To do: For each line in the records, produce an exact copy.

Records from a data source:
"""

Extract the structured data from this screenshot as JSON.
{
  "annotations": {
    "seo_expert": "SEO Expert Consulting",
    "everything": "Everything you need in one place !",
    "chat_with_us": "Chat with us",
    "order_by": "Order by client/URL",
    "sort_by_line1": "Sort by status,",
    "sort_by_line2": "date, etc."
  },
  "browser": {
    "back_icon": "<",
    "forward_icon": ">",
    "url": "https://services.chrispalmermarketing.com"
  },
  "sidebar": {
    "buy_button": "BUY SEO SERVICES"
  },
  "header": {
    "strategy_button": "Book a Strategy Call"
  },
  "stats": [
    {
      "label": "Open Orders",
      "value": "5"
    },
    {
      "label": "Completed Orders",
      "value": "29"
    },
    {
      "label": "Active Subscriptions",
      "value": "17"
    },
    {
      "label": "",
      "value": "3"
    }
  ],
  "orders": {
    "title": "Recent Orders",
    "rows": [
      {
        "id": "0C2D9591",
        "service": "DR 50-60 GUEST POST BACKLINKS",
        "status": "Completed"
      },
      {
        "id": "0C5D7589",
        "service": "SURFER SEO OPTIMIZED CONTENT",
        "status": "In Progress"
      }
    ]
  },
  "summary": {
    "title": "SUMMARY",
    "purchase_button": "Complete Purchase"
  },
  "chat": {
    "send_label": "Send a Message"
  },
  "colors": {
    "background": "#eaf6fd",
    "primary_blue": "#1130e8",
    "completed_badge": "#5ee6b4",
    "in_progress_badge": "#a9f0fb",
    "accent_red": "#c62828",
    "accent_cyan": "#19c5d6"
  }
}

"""

Completed exercise:
Extract the structured data from this screenshot as JSON.
{
  "annotations": {
    "seo_expert": "SEO Expert Consulting",
    "everything": "Everything you need in one place !",
    "chat_with_us": "Chat with us",
    "order_by": "Order by client/URL",
    "sort_by_line1": "Sort by status,",
    "sort_by_line2": "date, etc."
  },
  "browser": {
    "back_icon": "<",
    "forward_icon": ">",
    "url": "https://services.chrispalmermarketing.com"
  },
  "sidebar": {
    "buy_button": "BUY SEO SERVICES"
  },
  "header": {
    "strategy_button": "Book a Strategy Call"
  },
  "stats": [
    {
      "label": "Open Orders",
      "value": "5"
    },
    {
      "label": "Completed Orders",
      "value": "29"
    },
    {
      "label": "Active Subscriptions",
      "value": "17"
    },
    {
      "label": "",
      "value": "3"
    }
  ],
  "orders": {
    "title": "Recent Orders",
    "rows": [
      {
        "id": "0C2D9591",
        "service": "DR 50-60 GUEST POST BACKLINKS",
        "status": "Completed"
      },
      {
        "id": "0C5D7589",
        "service": "SURFER SEO OPTIMIZED CONTENT",
        "status": "In Progress"
      }
    ]
  },
  "summary": {
    "title": "SUMMARY",
    "purchase_button": "Complete Purchase"
  },
  "chat": {
    "send_label": "Send a Message"
  },
  "colors": {
    "background": "#eaf6fd",
    "primary_blue": "#1130e8",
    "completed_badge": "#5ee6b4",
    "in_progress_badge": "#a9f0fb",
    "accent_red": "#c62828",
    "accent_cyan": "#19c5d6"
  }
}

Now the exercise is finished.